Simply put: no.
APA's Publication Manual (2010) indicates that, in the body of your paper, you should use italics for the titles of:
- periodicals (journals, magazines, newspapers)
- TV shows
- Microfilm publications
Beyond APA's specific examples, know that certain types of titles are almost always written in italics.
Use italics in a word-processed document for the types of titles you'd underline if you were writing by hand. A general rule of thumb is that within the text of a paper, italicize the title of complete works but put quotation marks around titles of parts within a complete work.
The table below isn't comprehensive, but it's a good starting point
|Titles in Italics||Titles Placed in "Quotation Marks"|
|Title of a periodical (magazine, journal, newspaper)||Title of article in a periodical|
|Title of a book||Title of a chapter in a book|
|Title of a movie or play||Name of an act or scene in a movie or a play|
|Title of a television or radio series||Title of an episode within a tv or radio series|
|Title of a musical album or CD||Title of a song|
|Title of a long poem||Title of a short poem|
|Names of operas or long musical composition|
|Names of paintings and sculptures|
Title of a short story
On an APA-style reference page, the rules for titles are a little different. In short, a title you would italicize within the body of a paper will also be italicized on a reference page. However, a title you'd place in quotation marks within the body of the paper (such as the title of an article within a journal) will be written in normal lettering and will not be in quotation marks.
Here are some examples:
Smith (2001) research is fully described in the Journal of Higher Education.
Smith's (2001) article "College Admissions See Increase" was published in the Journal of Higher Education after his pivotal study on the admissions process.
The capitalization of songs should be done similarly to capitalization of titles. To punctuate, the titles should be written with a double quote (“ “) around it. Any punctuation that is part of the title such as commas, exclamation points or question marks, should also go inside the quotation marks.
Capitalization Rules for Songs
Song titles work similarly to other titles when it comes to punctuation; although, song titles can have some special rules as well.
- The first word and last word in the song’s title should be capitalized.
- All other nouns and active verbs should be capitalized.
- Conjunctions (and, but, or), short prepositions (in, out, by, for, from) and articles (a, an, the) are not capitalized unless they belong to the first rule of being the first or last word in the title. For prepositions, words that are four or less letters should not be capitalized. Words that are five or more letters should be capitalized, such as across, among or beyond.
- Some other short words should always be capitalized, such as also, as followed by a verb such as be, if, than, that, thus and when.
- Phrasal verbs also need to be capitalized. Phrasal verbs combine verbs and prepositions or adverbs into an idiomatic expression whose meaning differs from that of the actual definitions of the individual words used.
Examples of Phrasal Verbs
- Beat Up
- Call On
- Come Back
- Do Over
- Fill In
- Find Out
- Hang Up
- Leave Out
- Put Off
- Talk over
- Try Out
- Use Up
The capitalization of songs should be done properly when writing titles in essays or articles.

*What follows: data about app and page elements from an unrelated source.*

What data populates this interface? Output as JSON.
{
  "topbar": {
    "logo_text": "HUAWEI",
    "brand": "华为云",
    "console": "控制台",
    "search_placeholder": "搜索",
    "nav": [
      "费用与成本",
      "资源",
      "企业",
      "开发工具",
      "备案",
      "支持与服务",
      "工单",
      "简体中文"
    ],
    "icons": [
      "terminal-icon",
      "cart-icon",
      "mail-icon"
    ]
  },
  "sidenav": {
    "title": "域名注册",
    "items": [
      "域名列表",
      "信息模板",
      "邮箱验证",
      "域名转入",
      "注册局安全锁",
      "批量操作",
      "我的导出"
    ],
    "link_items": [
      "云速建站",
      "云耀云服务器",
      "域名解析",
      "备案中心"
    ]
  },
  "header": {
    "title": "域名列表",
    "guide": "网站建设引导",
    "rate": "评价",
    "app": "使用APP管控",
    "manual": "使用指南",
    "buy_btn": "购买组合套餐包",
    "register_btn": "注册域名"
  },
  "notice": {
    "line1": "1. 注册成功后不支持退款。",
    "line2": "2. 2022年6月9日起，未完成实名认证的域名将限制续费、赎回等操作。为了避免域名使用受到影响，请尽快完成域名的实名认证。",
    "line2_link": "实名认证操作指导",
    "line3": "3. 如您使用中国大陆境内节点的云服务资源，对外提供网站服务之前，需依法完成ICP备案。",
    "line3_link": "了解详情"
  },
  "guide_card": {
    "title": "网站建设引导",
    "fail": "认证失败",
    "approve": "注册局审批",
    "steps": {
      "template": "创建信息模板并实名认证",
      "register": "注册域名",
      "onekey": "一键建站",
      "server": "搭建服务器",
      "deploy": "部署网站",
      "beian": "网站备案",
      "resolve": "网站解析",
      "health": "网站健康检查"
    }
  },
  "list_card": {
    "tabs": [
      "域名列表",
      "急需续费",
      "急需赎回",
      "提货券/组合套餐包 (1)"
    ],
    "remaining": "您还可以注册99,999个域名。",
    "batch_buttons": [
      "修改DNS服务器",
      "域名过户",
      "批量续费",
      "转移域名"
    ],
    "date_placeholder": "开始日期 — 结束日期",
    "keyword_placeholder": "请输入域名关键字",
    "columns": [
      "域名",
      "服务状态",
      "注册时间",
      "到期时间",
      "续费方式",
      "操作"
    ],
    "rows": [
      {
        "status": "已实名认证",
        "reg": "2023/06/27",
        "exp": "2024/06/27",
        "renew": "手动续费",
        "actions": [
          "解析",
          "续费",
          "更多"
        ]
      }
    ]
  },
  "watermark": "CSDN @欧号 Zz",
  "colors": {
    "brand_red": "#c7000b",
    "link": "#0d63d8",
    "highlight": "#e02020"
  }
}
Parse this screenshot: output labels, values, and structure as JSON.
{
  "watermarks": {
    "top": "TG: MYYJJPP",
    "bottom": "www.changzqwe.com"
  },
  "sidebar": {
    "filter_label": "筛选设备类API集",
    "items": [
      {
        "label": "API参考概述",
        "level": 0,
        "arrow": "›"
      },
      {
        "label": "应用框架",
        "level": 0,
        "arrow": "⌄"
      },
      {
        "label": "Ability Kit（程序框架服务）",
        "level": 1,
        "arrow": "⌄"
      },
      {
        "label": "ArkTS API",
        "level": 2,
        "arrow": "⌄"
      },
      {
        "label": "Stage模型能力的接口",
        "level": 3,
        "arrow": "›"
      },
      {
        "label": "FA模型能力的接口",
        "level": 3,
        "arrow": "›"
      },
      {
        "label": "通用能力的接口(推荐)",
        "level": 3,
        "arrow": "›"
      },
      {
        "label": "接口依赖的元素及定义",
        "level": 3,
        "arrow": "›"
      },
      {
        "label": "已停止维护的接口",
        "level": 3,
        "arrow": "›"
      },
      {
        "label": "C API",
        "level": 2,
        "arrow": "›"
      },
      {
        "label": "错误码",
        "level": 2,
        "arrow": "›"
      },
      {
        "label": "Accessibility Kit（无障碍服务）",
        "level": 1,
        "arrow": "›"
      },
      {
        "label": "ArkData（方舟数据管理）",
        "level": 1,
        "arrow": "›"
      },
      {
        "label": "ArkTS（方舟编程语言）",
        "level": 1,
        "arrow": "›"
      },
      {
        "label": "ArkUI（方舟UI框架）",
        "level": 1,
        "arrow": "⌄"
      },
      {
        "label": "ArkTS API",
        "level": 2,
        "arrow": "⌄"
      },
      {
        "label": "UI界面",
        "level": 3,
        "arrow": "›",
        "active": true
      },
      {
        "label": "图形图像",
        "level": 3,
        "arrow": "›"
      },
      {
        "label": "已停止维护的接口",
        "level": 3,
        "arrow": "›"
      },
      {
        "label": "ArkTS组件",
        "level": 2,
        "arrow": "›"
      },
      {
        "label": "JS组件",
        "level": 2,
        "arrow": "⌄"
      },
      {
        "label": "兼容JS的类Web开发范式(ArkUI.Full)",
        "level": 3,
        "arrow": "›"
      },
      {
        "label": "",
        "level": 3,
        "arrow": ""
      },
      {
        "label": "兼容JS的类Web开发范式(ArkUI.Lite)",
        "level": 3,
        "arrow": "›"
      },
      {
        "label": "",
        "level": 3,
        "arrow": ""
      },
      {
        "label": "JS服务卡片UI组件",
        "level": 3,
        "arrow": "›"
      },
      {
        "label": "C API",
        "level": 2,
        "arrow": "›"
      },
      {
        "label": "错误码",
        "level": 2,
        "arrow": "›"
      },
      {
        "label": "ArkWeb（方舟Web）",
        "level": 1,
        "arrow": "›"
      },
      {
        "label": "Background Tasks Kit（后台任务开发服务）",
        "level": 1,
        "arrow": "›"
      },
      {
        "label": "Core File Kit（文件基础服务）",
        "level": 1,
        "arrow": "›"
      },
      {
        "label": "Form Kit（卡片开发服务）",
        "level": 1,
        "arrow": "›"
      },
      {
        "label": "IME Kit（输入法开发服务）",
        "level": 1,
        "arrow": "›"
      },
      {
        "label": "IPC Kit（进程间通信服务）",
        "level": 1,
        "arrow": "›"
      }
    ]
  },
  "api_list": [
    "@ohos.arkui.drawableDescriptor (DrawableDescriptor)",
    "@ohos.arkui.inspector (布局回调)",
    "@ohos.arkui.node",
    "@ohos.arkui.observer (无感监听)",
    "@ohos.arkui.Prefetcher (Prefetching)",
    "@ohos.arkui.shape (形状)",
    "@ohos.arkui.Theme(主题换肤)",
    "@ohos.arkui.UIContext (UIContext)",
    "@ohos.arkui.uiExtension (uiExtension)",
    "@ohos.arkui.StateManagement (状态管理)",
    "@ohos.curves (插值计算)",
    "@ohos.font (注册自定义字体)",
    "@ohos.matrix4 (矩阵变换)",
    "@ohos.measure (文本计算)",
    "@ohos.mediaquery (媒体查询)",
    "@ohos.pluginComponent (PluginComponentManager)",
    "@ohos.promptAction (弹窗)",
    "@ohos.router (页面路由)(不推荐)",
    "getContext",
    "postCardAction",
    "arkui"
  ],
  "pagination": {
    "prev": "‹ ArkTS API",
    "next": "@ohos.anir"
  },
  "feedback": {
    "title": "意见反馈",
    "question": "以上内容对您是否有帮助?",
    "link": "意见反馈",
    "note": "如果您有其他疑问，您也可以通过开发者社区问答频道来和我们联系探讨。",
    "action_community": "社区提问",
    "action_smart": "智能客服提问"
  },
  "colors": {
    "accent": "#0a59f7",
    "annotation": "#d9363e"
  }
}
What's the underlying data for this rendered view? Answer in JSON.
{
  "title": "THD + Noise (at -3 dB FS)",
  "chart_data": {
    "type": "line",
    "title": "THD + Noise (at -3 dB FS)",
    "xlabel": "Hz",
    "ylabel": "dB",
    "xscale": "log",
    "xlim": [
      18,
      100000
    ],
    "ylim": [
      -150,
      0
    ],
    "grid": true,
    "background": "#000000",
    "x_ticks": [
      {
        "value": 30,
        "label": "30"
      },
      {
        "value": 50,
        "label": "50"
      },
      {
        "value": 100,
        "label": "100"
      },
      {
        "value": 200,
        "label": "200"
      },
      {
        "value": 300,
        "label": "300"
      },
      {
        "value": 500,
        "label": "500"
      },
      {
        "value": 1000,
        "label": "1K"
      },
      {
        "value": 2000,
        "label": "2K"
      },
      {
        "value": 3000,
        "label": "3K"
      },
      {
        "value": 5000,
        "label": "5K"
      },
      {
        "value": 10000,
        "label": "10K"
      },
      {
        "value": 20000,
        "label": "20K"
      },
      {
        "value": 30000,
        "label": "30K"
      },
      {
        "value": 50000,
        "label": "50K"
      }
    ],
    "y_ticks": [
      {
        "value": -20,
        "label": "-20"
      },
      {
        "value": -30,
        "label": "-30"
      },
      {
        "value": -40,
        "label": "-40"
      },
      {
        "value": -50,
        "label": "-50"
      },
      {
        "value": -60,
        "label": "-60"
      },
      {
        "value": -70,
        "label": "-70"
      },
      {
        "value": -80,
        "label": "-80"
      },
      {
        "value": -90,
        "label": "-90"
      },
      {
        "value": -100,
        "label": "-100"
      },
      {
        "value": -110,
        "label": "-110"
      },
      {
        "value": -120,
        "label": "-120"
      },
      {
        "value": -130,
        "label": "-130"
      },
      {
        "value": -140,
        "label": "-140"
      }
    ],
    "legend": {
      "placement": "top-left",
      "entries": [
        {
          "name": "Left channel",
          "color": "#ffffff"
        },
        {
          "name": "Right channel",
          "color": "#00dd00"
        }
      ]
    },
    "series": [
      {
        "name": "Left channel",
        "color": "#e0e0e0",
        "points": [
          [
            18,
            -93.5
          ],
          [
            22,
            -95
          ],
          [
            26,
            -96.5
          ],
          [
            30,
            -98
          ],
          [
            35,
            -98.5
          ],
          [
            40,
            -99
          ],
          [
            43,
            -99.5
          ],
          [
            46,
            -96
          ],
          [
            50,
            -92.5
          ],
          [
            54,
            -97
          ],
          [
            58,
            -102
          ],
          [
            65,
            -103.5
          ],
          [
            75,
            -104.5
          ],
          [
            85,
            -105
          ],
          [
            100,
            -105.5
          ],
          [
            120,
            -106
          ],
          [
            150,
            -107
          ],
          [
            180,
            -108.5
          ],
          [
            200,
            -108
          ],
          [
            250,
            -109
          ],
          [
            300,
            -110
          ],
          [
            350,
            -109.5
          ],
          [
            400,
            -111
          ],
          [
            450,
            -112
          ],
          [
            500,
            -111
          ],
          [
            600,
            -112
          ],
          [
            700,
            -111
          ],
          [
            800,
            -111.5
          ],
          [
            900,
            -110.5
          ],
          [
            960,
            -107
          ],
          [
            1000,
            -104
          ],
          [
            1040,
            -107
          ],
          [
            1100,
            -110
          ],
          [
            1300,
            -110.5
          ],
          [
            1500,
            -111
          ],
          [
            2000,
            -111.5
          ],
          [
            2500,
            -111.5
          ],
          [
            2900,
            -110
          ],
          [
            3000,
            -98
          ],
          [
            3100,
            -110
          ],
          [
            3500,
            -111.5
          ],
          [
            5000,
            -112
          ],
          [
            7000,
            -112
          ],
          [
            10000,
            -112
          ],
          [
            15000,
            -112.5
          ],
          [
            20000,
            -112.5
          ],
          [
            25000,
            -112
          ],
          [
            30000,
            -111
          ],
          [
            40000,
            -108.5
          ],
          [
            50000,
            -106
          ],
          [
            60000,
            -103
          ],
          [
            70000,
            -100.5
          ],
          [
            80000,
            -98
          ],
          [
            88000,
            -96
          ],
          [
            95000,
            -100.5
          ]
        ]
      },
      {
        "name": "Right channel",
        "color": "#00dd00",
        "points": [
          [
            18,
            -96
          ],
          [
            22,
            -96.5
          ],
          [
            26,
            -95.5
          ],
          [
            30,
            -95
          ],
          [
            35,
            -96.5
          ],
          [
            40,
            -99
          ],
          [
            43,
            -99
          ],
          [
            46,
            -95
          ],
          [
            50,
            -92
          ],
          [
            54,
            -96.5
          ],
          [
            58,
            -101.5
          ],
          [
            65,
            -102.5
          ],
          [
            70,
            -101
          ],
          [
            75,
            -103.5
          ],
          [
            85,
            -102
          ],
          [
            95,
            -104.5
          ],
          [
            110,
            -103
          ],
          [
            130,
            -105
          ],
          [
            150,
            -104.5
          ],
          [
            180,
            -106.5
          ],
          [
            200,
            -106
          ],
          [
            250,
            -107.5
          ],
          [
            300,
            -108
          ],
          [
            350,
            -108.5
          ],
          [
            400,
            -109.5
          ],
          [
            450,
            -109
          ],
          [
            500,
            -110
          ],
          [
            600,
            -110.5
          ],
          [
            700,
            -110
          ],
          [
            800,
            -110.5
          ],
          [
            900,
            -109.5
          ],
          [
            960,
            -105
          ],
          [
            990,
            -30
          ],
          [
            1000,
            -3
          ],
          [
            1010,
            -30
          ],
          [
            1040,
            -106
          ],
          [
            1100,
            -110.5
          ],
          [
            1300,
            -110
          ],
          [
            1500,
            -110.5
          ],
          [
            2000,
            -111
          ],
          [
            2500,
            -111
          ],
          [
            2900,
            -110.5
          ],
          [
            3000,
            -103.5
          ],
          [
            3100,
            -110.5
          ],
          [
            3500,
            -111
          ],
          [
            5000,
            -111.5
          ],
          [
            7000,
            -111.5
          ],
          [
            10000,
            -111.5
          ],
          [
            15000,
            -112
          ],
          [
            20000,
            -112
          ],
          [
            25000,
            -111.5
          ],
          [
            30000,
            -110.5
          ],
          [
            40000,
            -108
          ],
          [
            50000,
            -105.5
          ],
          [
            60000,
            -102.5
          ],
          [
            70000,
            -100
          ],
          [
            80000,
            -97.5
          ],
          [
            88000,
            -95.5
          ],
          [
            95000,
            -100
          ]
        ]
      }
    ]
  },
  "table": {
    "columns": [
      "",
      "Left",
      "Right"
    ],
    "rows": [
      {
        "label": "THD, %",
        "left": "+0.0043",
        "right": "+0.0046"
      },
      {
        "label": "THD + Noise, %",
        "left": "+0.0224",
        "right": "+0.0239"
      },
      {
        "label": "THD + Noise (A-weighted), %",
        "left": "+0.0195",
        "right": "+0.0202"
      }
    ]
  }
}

Foreign language song titles should follow the capitalization rules of that language.